One of Dr. King's earliest visits here occurred in May of 1963. He spoke to the congregations of St. Paul's Episcopal Church in Cleveland Heights and Cory United Methodist Church in Cleveland.
He brought a message of non-violence.
The Western Reserve Historical Society has a collection of photographs that document the civil rights leader's visits to Cleveland and now monuments are dedicated to him.
But Pastor Theophilus Caveniss of the Greater Abyssina Baptist Church said don't lift monuments up -- lift people up.
"It's about loving people. It's about doing for people," Pastor Caveniss said.
Pastor Caveniss was among 2,200 people who heard Dr. King speak at a Nobel Peace Prize dinner given in his honor at the Sheraton Cleveland Hotel on March 23, 1965.
Outside the hotel, members of the NAAWP -- The National Association for the Advancement of White People -- protested Dr. King's visit.

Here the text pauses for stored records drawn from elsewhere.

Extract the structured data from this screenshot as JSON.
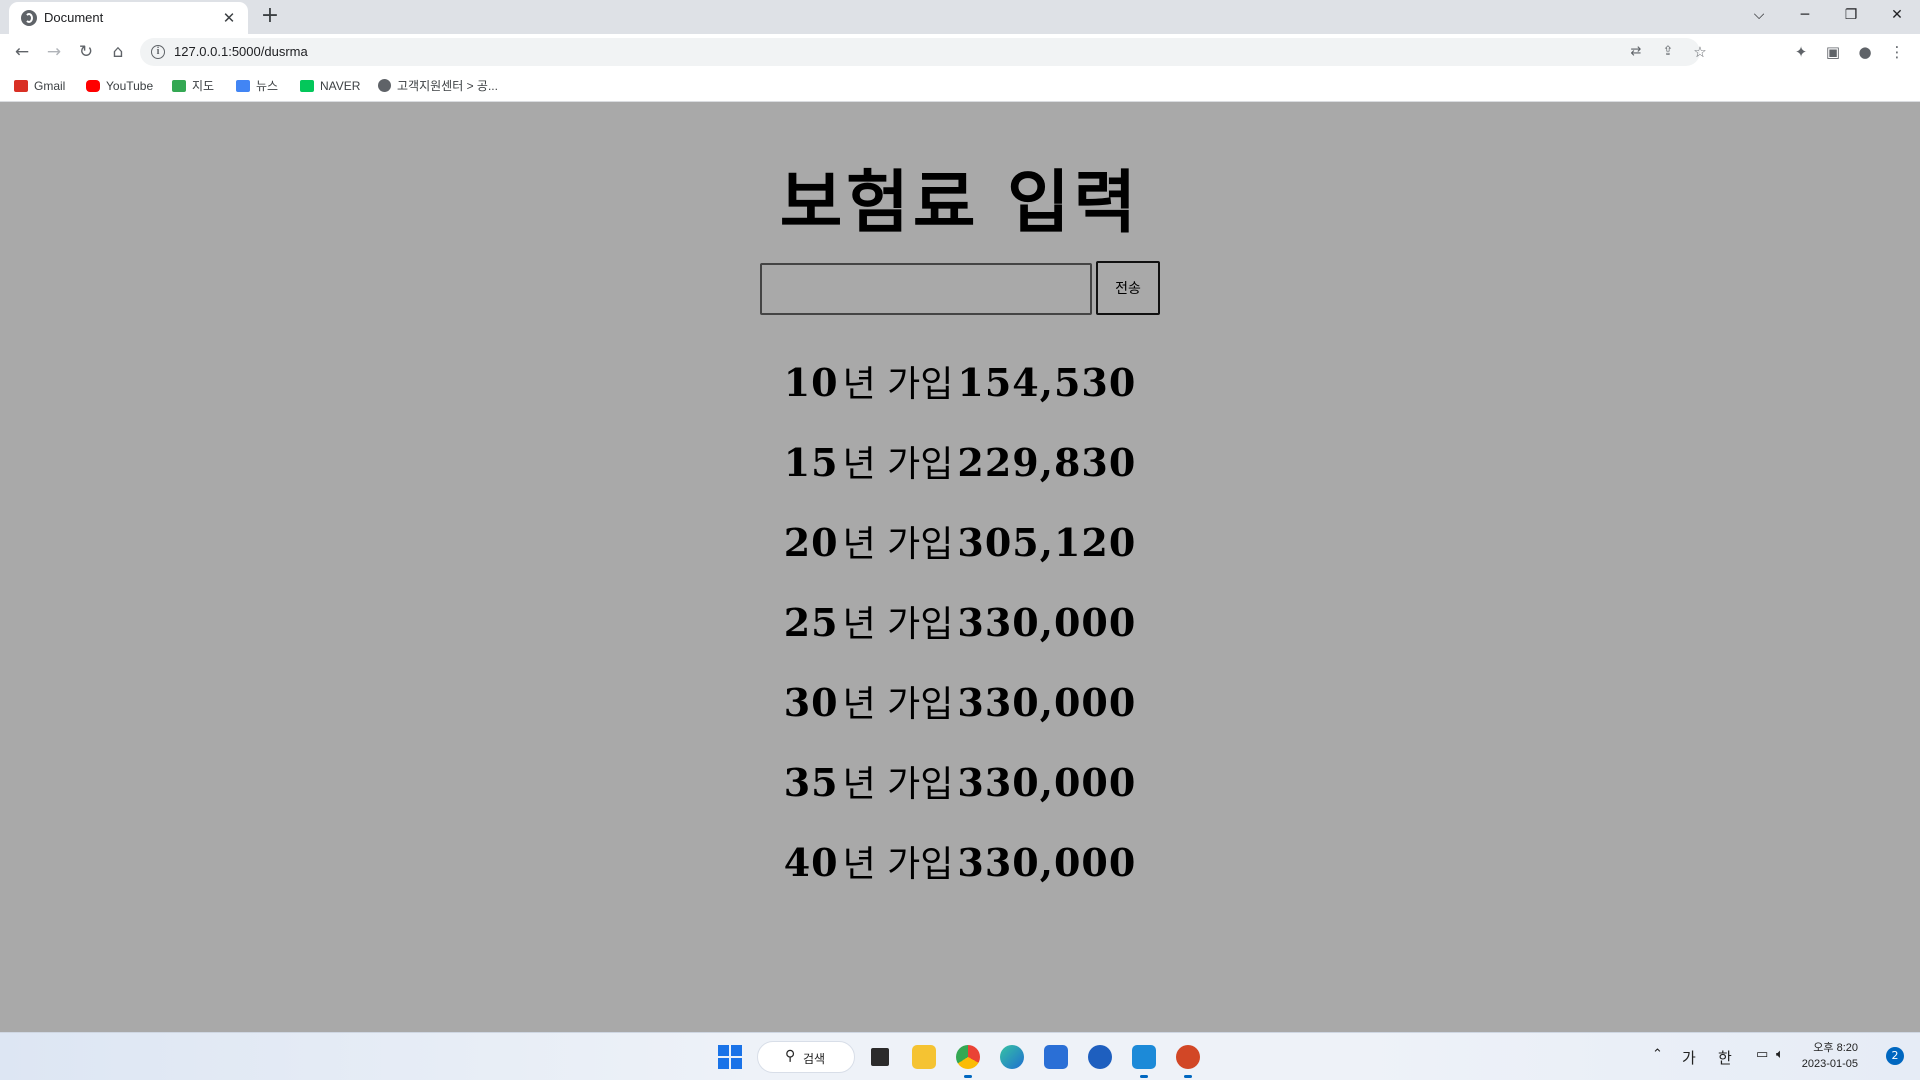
{
  "browser": {
    "tab_title": "Document",
    "tab_close": "✕",
    "new_tab": "+",
    "url": "127.0.0.1:5000/dusrma",
    "bookmarks": [
      {
        "label": "Gmail",
        "icon": "gmail-icon",
        "color": "#d93025"
      },
      {
        "label": "YouTube",
        "icon": "youtube-icon",
        "color": "#ff0000"
      },
      {
        "label": "지도",
        "icon": "maps-icon",
        "color": "#34a853"
      },
      {
        "label": "뉴스",
        "icon": "news-icon",
        "color": "#4285f4"
      },
      {
        "label": "NAVER",
        "icon": "naver-icon",
        "color": "#03c75a"
      },
      {
        "label": "고객지원센터 > 공...",
        "icon": "globe-icon",
        "color": "#5f6368"
      }
    ]
  },
  "page": {
    "title": "보험료 입력",
    "input_value": "",
    "submit_label": "전송",
    "results": [
      {
        "years": "10",
        "mid": "년 가입",
        "amount": "154,530"
      },
      {
        "years": "15",
        "mid": "년 가입",
        "amount": "229,830"
      },
      {
        "years": "20",
        "mid": "년 가입",
        "amount": "305,120"
      },
      {
        "years": "25",
        "mid": "년 가입",
        "amount": "330,000"
      },
      {
        "years": "30",
        "mid": "년 가입",
        "amount": "330,000"
      },
      {
        "years": "35",
        "mid": "년 가입",
        "amount": "330,000"
      },
      {
        "years": "40",
        "mid": "년 가입",
        "amount": "330,000"
      }
    ]
  },
  "taskbar": {
    "search_label": "검색",
    "ime_lang": "가",
    "ime_mode": "한",
    "time": "오후 8:20",
    "date": "2023-01-05",
    "notifications": "2"
  },
  "colors": {
    "page_background": "#a9a9a9",
    "accent": "#1a73e8"
  }
}
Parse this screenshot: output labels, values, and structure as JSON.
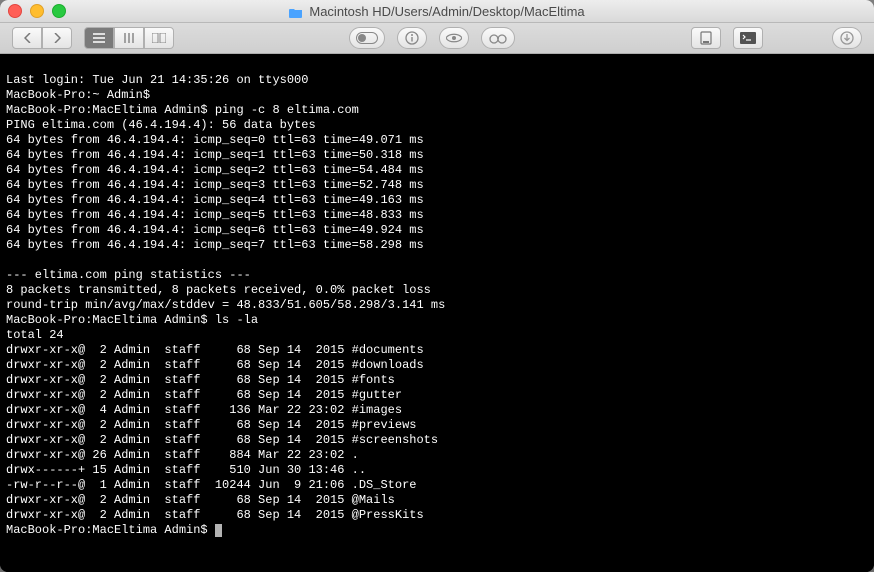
{
  "window": {
    "title": "Macintosh HD/Users/Admin/Desktop/MacEltima"
  },
  "terminal": {
    "last_login": "Last login: Tue Jun 21 14:35:26 on ttys000",
    "prompt_home": "MacBook-Pro:~ Admin$",
    "prompt_dir": "MacBook-Pro:MacEltima Admin$",
    "cmd_ping": "ping -c 8 eltima.com",
    "ping_header": "PING eltima.com (46.4.194.4): 56 data bytes",
    "ping_lines": [
      "64 bytes from 46.4.194.4: icmp_seq=0 ttl=63 time=49.071 ms",
      "64 bytes from 46.4.194.4: icmp_seq=1 ttl=63 time=50.318 ms",
      "64 bytes from 46.4.194.4: icmp_seq=2 ttl=63 time=54.484 ms",
      "64 bytes from 46.4.194.4: icmp_seq=3 ttl=63 time=52.748 ms",
      "64 bytes from 46.4.194.4: icmp_seq=4 ttl=63 time=49.163 ms",
      "64 bytes from 46.4.194.4: icmp_seq=5 ttl=63 time=48.833 ms",
      "64 bytes from 46.4.194.4: icmp_seq=6 ttl=63 time=49.924 ms",
      "64 bytes from 46.4.194.4: icmp_seq=7 ttl=63 time=58.298 ms"
    ],
    "stats_header": "--- eltima.com ping statistics ---",
    "stats_line1": "8 packets transmitted, 8 packets received, 0.0% packet loss",
    "stats_line2": "round-trip min/avg/max/stddev = 48.833/51.605/58.298/3.141 ms",
    "cmd_ls": "ls -la",
    "ls_total": "total 24",
    "ls_rows": [
      "drwxr-xr-x@  2 Admin  staff     68 Sep 14  2015 #documents",
      "drwxr-xr-x@  2 Admin  staff     68 Sep 14  2015 #downloads",
      "drwxr-xr-x@  2 Admin  staff     68 Sep 14  2015 #fonts",
      "drwxr-xr-x@  2 Admin  staff     68 Sep 14  2015 #gutter",
      "drwxr-xr-x@  4 Admin  staff    136 Mar 22 23:02 #images",
      "drwxr-xr-x@  2 Admin  staff     68 Sep 14  2015 #previews",
      "drwxr-xr-x@  2 Admin  staff     68 Sep 14  2015 #screenshots",
      "drwxr-xr-x@ 26 Admin  staff    884 Mar 22 23:02 .",
      "drwx------+ 15 Admin  staff    510 Jun 30 13:46 ..",
      "-rw-r--r--@  1 Admin  staff  10244 Jun  9 21:06 .DS_Store",
      "drwxr-xr-x@  2 Admin  staff     68 Sep 14  2015 @Mails",
      "drwxr-xr-x@  2 Admin  staff     68 Sep 14  2015 @PressKits"
    ]
  }
}
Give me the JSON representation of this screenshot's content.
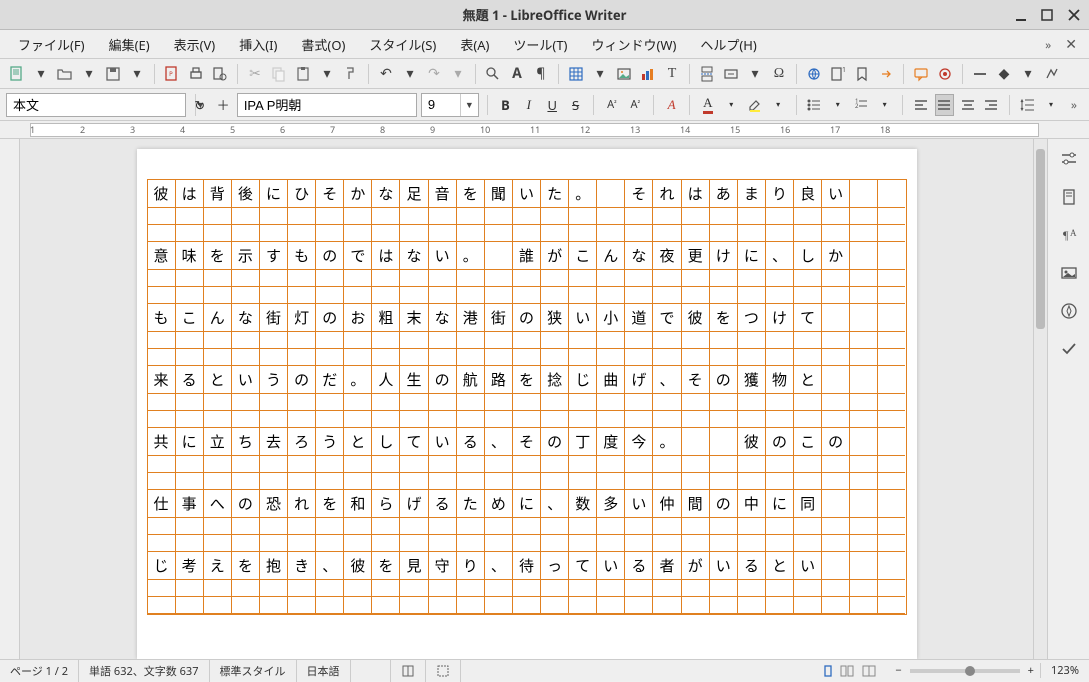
{
  "window": {
    "title": "無題 1 - LibreOffice Writer"
  },
  "menubar": {
    "items": [
      "ファイル(F)",
      "編集(E)",
      "表示(V)",
      "挿入(I)",
      "書式(O)",
      "スタイル(S)",
      "表(A)",
      "ツール(T)",
      "ウィンドウ(W)",
      "ヘルプ(H)"
    ]
  },
  "format": {
    "para_style": "本文",
    "font_name": "IPA P明朝",
    "font_size": "9"
  },
  "ruler_ticks": [
    "1",
    "2",
    "3",
    "4",
    "5",
    "6",
    "7",
    "8",
    "9",
    "10",
    "11",
    "12",
    "13",
    "14",
    "15",
    "16",
    "17",
    "18"
  ],
  "document": {
    "cols": 27,
    "lines": [
      "彼は背後にひそかな足音を聞いた。　それはあまり良い",
      "意味を示すものではない。　誰がこんな夜更けに、しか",
      "もこんな街灯のお粗末な港街の狭い小道で彼をつけて",
      "来るというのだ。人生の航路を捻じ曲げ、その獲物と",
      "共に立ち去ろうとしている、その丁度今。　　彼のこの",
      "仕事への恐れを和らげるために、数多い仲間の中に同",
      "じ考えを抱き、彼を見守り、待っている者がいるとい"
    ]
  },
  "status": {
    "page": "ページ 1 / 2",
    "words": "単語 632、文字数 637",
    "style": "標準スタイル",
    "lang": "日本語",
    "zoom": "123%"
  }
}
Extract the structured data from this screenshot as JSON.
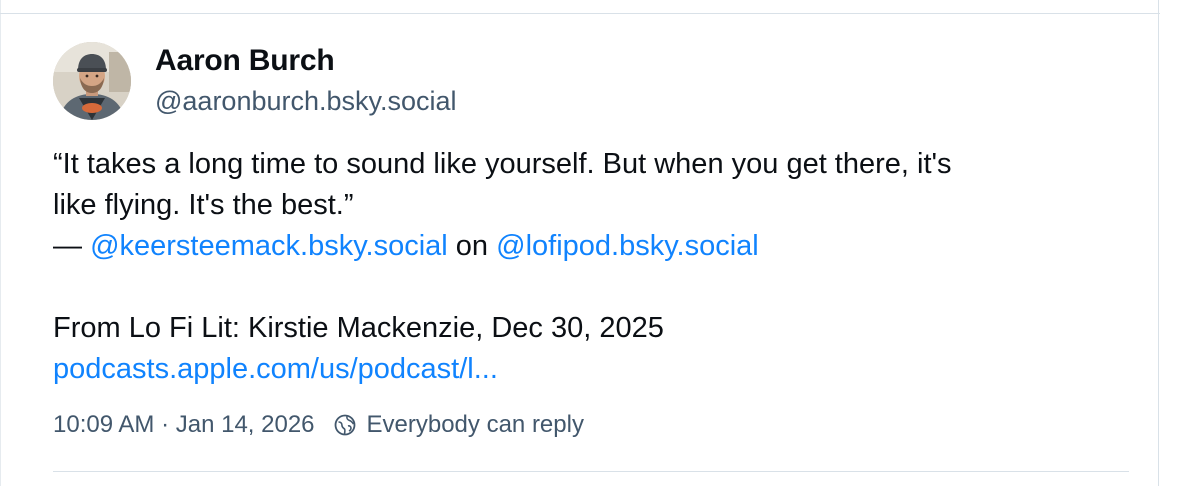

"Martin would want to leave a legacy, if I could help somebody as I pass along then my living shall not be in vain," Pastor Caveniss added.
It was the 'march to the ballot box' and the 'get out the vote' drives that brought Dr. King to Cleveland in July and October of 1967.
He spoke to large crowds at Rockefeller Park and in the Mount Pleasant neighborhood.
He worked to register voters and urged black Clevelanders to vote as Carl Stokes campaigned to become the first African American mayor of a major American city.
Dr. King spoke to a small group of Clevelanders early in 1968.
He was assassinated April 4 that year, less than a week before his next scheduled return to Cleveland.